Blood pressure is a measure of the force of a person’s blood against the walls of their arteries as it flows through their body. Everyone has a blood pressure. But when your blood pressure is too high it can be a problem.
Chicken can be a staple of many gastric sleeve, gastric bypass, and lap band patient’s diets. It’s a great source of high quality protein, often low in fat, low in cholesterol. A 3 oz portion of boneless, skinless chicken breast has less than 130 calories, 24 grams of protein, 3 grams of fat, and no carbohydrates. That makes chicken a great food choice for bariatric patients to meet their protein goal while keeping their calorie intake low to promote weight loss.

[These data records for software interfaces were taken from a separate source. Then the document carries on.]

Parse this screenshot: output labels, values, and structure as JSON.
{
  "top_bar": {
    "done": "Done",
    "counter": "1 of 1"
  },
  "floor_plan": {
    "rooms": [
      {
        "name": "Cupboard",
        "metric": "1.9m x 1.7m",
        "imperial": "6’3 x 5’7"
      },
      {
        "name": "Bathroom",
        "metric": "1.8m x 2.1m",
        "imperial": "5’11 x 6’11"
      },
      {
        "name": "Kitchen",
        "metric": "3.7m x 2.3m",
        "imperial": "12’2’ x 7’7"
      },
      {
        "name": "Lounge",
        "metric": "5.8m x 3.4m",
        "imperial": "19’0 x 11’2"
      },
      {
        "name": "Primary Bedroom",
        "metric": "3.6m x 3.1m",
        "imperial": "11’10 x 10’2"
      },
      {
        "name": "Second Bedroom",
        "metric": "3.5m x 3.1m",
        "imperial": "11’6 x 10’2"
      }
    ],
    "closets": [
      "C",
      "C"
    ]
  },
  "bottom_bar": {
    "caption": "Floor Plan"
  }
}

Are you a fan of Trader Joe’s Everything But the Bagel seasoning? If you haven’t tried it yet, it’s like eating an everything bagel without the calories and carbs of a bagel. This makes it a great choice for people who are trying to lose weight, like Dr. Shillingford’s gastric sleeve, gastric bypass, and lap band surgery patients.
Eggs are a food that many bariatric surgery patients eat a lot of. And for good reason: they are full of high quality protein and no carbs. One egg has 75 calories, 7 grams of protein, iron, vitamin A, lutein, zeanthanin, and B12 among many other beneficial nutrients..
Thanksgiving is coming and with that will likely be a selection of delicious (but very sugary) desserts. Gastric sleeve, gastric bypass, and lap band patients may find it hard to resist these tempting morsels. So many Americans overindulge on Thanksgiving, but bariatric patients in particular should try their best to stick as close to their post op diet as possible to avoid potential side effects like nausea and diarrhea.
Obesity is one of the most prevalent health concerns facing Americans. According to the CDC, nearly 40% of adults in the US are affected by obesity. As of 2015-2016, that amounted to nearly 94 million Americans.
No matter what your weight is, whether you’re overweight, obese, or a normal weight, we can all fall victim to eating triggers. Eating triggers are the things that get us to eat even though we aren’t really hungry.
It’s fall time and that means people are pumpkin obsessed. No doubt you’re finding pumpkin-related pictures and posts filling up your social media feeds.